New EU Regs Spell Likely End to Euro Markets for American Horse Meat
By Steven Long
HOUSTON, (Horseback) – Despite claims by pro-horse slaughter activists who would seemingly put a slaughterhouse on every rural main street, the market for American horse meat just dwindled to almost nothing. The European Union released its 2013 regulations for meat imported into the 27 countries.
Under the new regulations, all horses and burros destined for slaughter and export to Europe must have a passport that shows they are free from substances such as phenalbutazone (bute), and clenbuterol. Such substances never leave an animal’s body and are carcinogens. The U.S. Food and Drug Administration bans their use in all food animals.
Almost all U.S. horses have been administered a dose of bute during their lifetime.
“These new rules would appear to make the entire issue of horse slaughter in America moot. If these guidelines are enforced, virtually every horse in America will become ineligible for slaughter,” said John Holland, president of the Chicago based Equine Welfare Alliance, the most prominent among the groups fighting to ban slaughter in the United States.

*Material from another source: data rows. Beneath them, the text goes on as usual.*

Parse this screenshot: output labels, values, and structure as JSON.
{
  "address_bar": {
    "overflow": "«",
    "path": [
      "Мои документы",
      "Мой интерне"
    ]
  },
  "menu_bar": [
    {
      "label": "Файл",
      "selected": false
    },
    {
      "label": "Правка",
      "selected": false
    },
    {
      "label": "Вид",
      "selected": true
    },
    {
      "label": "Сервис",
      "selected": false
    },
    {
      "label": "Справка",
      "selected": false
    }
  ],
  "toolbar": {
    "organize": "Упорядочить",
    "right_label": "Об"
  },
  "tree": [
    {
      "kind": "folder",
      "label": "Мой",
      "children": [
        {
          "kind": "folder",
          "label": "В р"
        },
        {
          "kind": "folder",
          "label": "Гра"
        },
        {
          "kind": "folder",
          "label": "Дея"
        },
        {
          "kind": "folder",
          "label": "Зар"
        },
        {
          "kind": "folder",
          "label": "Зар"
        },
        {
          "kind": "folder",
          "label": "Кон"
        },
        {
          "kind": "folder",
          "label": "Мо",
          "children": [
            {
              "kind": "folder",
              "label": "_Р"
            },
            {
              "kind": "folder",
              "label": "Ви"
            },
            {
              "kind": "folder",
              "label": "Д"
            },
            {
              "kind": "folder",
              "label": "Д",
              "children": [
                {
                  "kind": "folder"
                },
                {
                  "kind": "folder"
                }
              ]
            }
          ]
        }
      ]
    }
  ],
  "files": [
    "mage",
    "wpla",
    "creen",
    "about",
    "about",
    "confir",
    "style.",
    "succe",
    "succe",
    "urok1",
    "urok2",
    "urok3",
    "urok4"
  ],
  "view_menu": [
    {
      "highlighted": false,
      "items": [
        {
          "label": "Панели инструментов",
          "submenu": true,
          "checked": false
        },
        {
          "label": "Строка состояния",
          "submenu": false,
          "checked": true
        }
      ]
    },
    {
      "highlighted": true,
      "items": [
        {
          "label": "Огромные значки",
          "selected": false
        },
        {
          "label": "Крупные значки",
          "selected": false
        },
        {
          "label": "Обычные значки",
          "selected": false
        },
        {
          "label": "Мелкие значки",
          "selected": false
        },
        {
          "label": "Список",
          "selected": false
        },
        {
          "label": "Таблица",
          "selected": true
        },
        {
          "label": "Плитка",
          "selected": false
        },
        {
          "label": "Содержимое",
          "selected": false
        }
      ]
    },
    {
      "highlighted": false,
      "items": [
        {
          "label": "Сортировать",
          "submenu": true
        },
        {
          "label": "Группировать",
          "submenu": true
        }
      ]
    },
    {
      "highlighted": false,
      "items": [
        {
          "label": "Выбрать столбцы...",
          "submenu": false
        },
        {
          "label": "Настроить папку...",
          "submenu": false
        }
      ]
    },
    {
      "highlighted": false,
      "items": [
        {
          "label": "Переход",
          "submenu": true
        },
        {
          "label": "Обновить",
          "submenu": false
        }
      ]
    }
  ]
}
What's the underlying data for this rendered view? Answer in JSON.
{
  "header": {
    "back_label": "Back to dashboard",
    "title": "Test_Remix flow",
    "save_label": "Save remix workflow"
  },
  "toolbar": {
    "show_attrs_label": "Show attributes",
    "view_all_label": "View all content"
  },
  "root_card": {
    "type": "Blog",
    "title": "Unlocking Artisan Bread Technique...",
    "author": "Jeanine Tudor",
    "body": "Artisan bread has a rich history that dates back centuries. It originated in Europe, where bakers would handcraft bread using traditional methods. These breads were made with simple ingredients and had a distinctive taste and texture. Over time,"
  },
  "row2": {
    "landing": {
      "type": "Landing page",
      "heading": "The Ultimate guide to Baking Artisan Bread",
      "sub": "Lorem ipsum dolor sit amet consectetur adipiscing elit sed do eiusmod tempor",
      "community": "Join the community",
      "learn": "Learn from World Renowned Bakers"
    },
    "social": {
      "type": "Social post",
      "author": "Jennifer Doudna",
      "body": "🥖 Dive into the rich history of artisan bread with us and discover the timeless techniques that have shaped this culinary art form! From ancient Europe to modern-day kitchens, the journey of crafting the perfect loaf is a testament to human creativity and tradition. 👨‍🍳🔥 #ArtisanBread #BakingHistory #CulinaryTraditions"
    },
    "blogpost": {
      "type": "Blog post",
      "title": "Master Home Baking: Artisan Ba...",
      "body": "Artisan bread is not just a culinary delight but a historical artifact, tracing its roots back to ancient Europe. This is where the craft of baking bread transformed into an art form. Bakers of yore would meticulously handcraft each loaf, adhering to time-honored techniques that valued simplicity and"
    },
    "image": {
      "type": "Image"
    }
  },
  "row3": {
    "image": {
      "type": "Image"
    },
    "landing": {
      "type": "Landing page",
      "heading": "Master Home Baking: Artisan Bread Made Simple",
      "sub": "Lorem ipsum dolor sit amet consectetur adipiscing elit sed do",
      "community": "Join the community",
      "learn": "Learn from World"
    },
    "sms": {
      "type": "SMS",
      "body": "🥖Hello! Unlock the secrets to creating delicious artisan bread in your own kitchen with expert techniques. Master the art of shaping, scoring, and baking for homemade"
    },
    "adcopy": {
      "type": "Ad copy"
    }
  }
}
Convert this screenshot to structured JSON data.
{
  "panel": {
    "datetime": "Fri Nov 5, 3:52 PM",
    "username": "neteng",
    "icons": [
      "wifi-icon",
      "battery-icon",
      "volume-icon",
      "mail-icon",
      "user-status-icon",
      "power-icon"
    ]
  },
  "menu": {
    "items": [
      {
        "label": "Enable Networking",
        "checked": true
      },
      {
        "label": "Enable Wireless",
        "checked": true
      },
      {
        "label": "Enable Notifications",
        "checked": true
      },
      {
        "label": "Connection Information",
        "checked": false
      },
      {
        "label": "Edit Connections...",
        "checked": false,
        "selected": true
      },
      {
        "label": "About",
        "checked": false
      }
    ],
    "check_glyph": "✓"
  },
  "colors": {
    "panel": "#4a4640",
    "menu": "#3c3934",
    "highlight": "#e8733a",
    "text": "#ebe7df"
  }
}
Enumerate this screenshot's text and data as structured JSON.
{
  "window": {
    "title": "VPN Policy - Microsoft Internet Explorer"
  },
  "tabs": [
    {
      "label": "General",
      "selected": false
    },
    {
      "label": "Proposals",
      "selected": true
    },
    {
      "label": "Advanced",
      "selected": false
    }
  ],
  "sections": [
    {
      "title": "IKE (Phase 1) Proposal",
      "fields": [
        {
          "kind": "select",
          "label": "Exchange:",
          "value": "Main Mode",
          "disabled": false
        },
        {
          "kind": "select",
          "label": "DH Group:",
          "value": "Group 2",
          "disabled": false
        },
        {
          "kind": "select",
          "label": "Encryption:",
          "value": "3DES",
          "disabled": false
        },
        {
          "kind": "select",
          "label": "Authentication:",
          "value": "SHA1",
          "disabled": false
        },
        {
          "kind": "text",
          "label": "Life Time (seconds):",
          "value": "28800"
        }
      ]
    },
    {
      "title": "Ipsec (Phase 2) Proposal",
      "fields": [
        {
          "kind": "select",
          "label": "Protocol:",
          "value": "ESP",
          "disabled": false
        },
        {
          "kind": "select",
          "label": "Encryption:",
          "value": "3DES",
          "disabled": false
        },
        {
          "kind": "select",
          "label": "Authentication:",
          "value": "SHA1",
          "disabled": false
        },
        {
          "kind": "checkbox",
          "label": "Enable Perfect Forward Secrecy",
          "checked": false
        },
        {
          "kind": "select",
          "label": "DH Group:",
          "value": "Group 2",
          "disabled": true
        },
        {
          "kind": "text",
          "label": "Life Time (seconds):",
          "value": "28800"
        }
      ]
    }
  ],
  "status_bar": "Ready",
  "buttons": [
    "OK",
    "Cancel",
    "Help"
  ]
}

Holland said the issue of horse slaughter to benefit a relative few American breeders and horse owners is forcing unexpected problems for the overwhelming majority of horse owners from coast to coast who have nothing to do with the meat trade.
“There has been a lot of postulating about the “unintended consequences” of the 2007 inspections ban. Now the American horse industry will realize the unforeseen consequences if we are to continue to ship our excess horses to slaughter. It will require tracking of every drug given to a horse, the loss of our most effective and inexpensive medications and hugely increased veterinary costs overall. The days of that tube of bute being stashed in the grain room will be over,” Holland said.
The EU is putting teeth into strict enforcement of regulations that began in 2010 when the European nations warned horses coming to those countries from abroad must be in full compliance within three years. That time span has nearly lapsed.
The strict new passport regulations are contained in a European Commission document titled Imports of Animals and Food of Animal Origans From Non-EU Countries.
As is usually the case, Wallis has not returned emails or phone calls from Horseback seeking comment on the EU developments.
In an additional blow to the budding U.S. horse meat industry, it was leaned today that the Europeans have also have found Bute and Clinbuterol in Canadian horse product exported to Europe.
“It appears the Europeans have finally awoken to the abject reality of our many warnings that they are being fed unsafe horse meat. Their recent finding of phenylbutazone in samples of frozen Canadian horse meat shows that they are beginning to perform real tests, but if they routinely tested kidneys they would be in for a real shock!” Holland said.